#### Input data
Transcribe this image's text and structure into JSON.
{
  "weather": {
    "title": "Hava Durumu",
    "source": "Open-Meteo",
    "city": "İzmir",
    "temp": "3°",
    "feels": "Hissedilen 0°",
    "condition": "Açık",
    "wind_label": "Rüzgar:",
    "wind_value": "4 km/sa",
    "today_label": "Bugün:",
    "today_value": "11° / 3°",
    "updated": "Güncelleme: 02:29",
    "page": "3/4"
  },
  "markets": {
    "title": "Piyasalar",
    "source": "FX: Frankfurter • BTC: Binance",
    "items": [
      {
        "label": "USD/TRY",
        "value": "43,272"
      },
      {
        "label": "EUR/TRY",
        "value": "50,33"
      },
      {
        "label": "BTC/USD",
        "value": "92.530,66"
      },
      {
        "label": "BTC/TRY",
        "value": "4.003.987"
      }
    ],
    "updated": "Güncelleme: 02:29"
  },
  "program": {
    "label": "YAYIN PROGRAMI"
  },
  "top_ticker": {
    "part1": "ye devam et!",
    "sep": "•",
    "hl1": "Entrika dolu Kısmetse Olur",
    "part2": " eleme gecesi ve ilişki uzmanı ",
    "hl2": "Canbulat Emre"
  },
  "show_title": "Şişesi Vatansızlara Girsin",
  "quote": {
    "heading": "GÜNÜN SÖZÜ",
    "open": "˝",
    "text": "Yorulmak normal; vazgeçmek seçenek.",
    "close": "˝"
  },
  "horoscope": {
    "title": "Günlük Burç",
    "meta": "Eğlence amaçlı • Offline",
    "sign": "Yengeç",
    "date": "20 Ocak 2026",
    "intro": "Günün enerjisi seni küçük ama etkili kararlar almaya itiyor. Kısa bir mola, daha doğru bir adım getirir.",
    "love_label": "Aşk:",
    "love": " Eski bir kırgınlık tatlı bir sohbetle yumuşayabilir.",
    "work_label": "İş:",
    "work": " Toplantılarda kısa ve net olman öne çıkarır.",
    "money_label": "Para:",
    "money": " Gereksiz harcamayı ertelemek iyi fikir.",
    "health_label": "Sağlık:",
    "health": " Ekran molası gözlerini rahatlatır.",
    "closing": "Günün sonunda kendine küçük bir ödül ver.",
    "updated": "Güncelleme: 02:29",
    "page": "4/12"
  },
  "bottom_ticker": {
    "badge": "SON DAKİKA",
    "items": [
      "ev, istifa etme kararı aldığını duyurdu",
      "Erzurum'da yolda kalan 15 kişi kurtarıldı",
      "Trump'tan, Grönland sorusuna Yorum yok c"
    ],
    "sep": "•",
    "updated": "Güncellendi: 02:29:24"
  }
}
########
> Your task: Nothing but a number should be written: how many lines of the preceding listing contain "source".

> Solution: 2